*** (out of 5)
February 1, 2008
Jessica Alba as SYDNEY WELLS
Alessandro Nivola as DR. PAUL FAULKNER
Parker Posey as HELEN WELLS
Rade Serbedzija as SIMON MCCULLOUGH
Fernanda Romero as ANA CHRISTINA MARTINEZ
Rachael Ticotin as ROSA MARTINEZ
Directed by: David Moreau and Xavier Palud
BY KEVIN CARR
As a whole, I’m getting really tired of remakes of Japanese horror movies. Fortunately, “The Eye” comes from Hong Kong.
To some, it may seem like just another Asian import, but the cultural differences between Chinese and Japanese filmmaking gave the original a fresh feel, compared to the deluge of J-horror coming across the ocean. While there are some similar suspense techniques and imagery, it didn’t feel as tired as the Japanese films that have been overdone as of late.
“The Eye” tells the story of a blind woman named Sydney Wells (Jessica Alba), who gets a cornea transplant. While her new eyes are working well, she suddenly discovers that they work too well. Not only do they allow her to see, they allow her to see the dead. Sydney is haunted by ghostly visions, and no one will believe her. She soon decides to track down her donor to solve the mystery.

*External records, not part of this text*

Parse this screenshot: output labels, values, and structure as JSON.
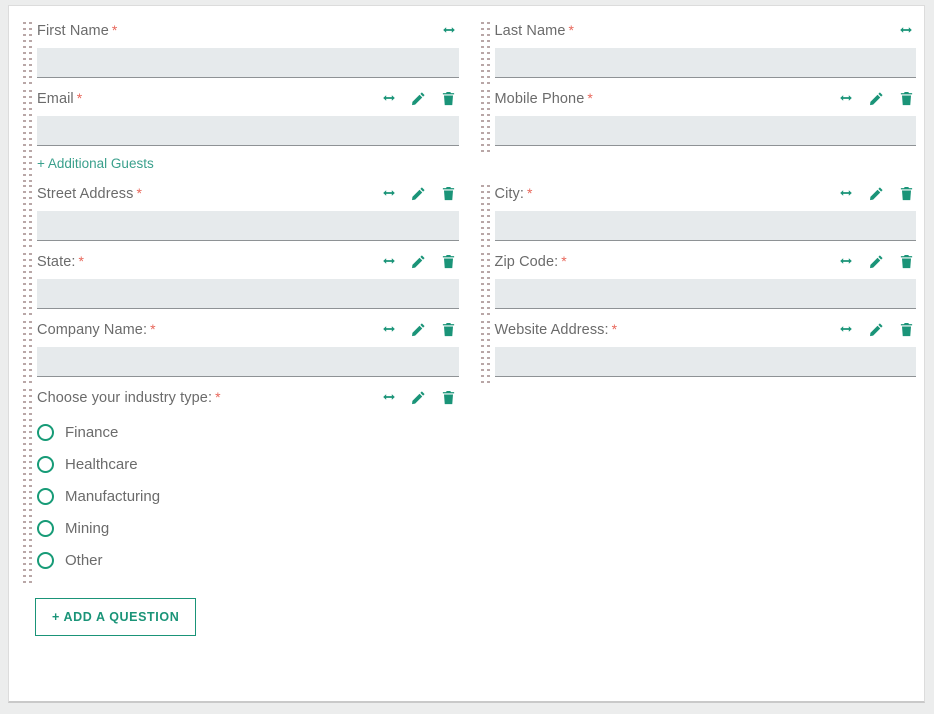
{
  "colors": {
    "accent": "#1a9478",
    "link": "#3aa08c",
    "required": "#e8665a",
    "label": "#6b6b6b",
    "input_bg": "#e6eaec",
    "page_bg": "#eceded",
    "card_bg": "#ffffff",
    "radio_ring": "#179b77"
  },
  "icons": {
    "drag": "drag-handle-dots-icon",
    "resize": "resize-horizontal-icon",
    "edit": "pencil-edit-icon",
    "delete": "trash-delete-icon"
  },
  "form": {
    "rows": [
      {
        "left": {
          "label": "First Name",
          "required": "*",
          "tools": [
            "resize"
          ],
          "type": "text",
          "value": "",
          "placeholder": ""
        },
        "right": {
          "label": "Last Name",
          "required": "*",
          "tools": [
            "resize"
          ],
          "type": "text",
          "value": "",
          "placeholder": ""
        }
      },
      {
        "left": {
          "label": "Email",
          "required": "*",
          "tools": [
            "resize",
            "edit",
            "delete"
          ],
          "type": "text",
          "value": "",
          "placeholder": "",
          "extra_link": "+ Additional Guests"
        },
        "right": {
          "label": "Mobile Phone",
          "required": "*",
          "tools": [
            "resize",
            "edit",
            "delete"
          ],
          "type": "text",
          "value": "",
          "placeholder": ""
        }
      },
      {
        "left": {
          "label": "Street Address",
          "required": "*",
          "tools": [
            "resize",
            "edit",
            "delete"
          ],
          "type": "text",
          "value": "",
          "placeholder": ""
        },
        "right": {
          "label": "City:",
          "required": "*",
          "tools": [
            "resize",
            "edit",
            "delete"
          ],
          "type": "text",
          "value": "",
          "placeholder": ""
        }
      },
      {
        "left": {
          "label": "State:",
          "required": "*",
          "tools": [
            "resize",
            "edit",
            "delete"
          ],
          "type": "text",
          "value": "",
          "placeholder": ""
        },
        "right": {
          "label": "Zip Code:",
          "required": "*",
          "tools": [
            "resize",
            "edit",
            "delete"
          ],
          "type": "text",
          "value": "",
          "placeholder": ""
        }
      },
      {
        "left": {
          "label": "Company Name:",
          "required": "*",
          "tools": [
            "resize",
            "edit",
            "delete"
          ],
          "type": "text",
          "value": "",
          "placeholder": ""
        },
        "right": {
          "label": "Website Address:",
          "required": "*",
          "tools": [
            "resize",
            "edit",
            "delete"
          ],
          "type": "text",
          "value": "",
          "placeholder": ""
        }
      }
    ],
    "industry_question": {
      "label": "Choose your industry type:",
      "required": "*",
      "tools": [
        "resize",
        "edit",
        "delete"
      ],
      "type": "radio",
      "selected": "",
      "options": [
        "Finance",
        "Healthcare",
        "Manufacturing",
        "Mining",
        "Other"
      ]
    },
    "add_question_button": "+ ADD A QUESTION"
  }
}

As far as remakes go, this film is practically a carbon copy of the original Chinese-language film, which was directed by the Pang Brothers. If you’re familiar with the original, you’ll probably appreciate the remake. Some shots are taken directly from the first film, and there are minimal changes, many of which are for cultural reasons. (For example, in the original, the main character still lives with her family while Jessica Alba’s incarnation is more independent.)
Of course, Asian horror buffs will probably skewer this film for being too Americanized and treading on the good memory of the original. However, I think this had a smoother transition than most Asian imports. It manages to keep many of the creepier moments and still have an impact.

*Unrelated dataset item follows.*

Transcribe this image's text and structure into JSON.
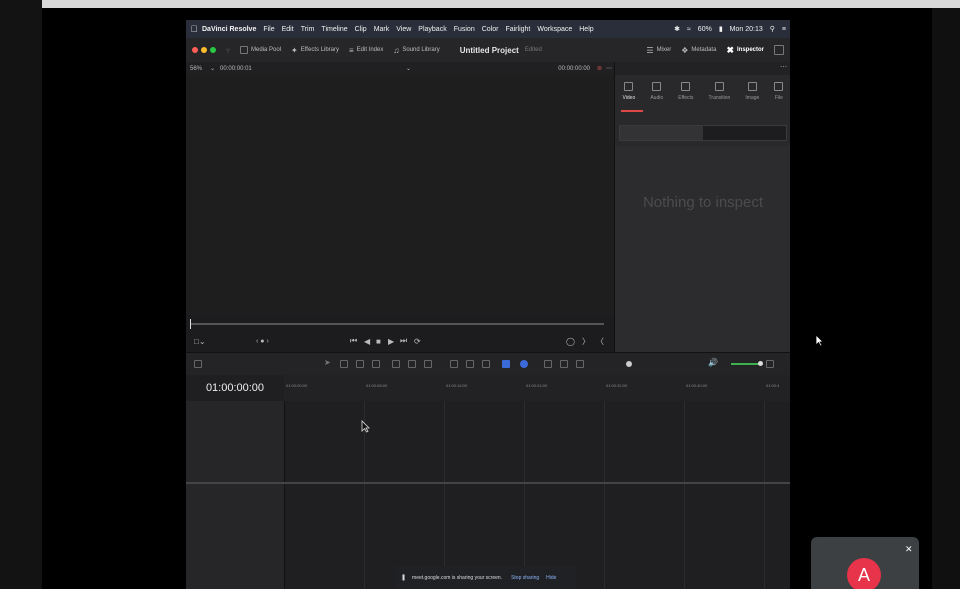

And it doesn’t hurt to have Jessica Alba in the movie. She’s worth a bump in the grade for the film simply because she’s probably the most beautiful actress in Hollywood today. And she seems unencumbered by playing in less artsy, middle-grade films. I hope she doesn’t get too big of an ego and start to demand some Oscar bait films. I like her in the pure entertainment spectrum.
Overall, Alba carries herself through the film, and she works well with indie darling Parker Posey. The only real acting stumble comes from Alessandro Nivola, who seems to keep getting roles even though he pretty much peaked in “Jurassic Park III.”
The story works for an early-year horror flick. There are some moments that derail a bit, with no explanation and some cheap grabs at startling the audience. And in the middle of the film, the story does bog down a bit with some padding that looks like it came out of a independent music video. However, with a relatively short running time, “The Eye” kept my interest.
However, I wouldn’t go expecting an overtly scary movie. There are some nice horror elements, but I really never saw anything that chilling. The suspense was only so-so, and it’s the concepts behind the film that I found more interesting than the scary moments.
Considering “The Eye” was held from critics for review, it turned out to be surprisingly decent – much better than the putrid “One Missed Call” we were assaulted with last month.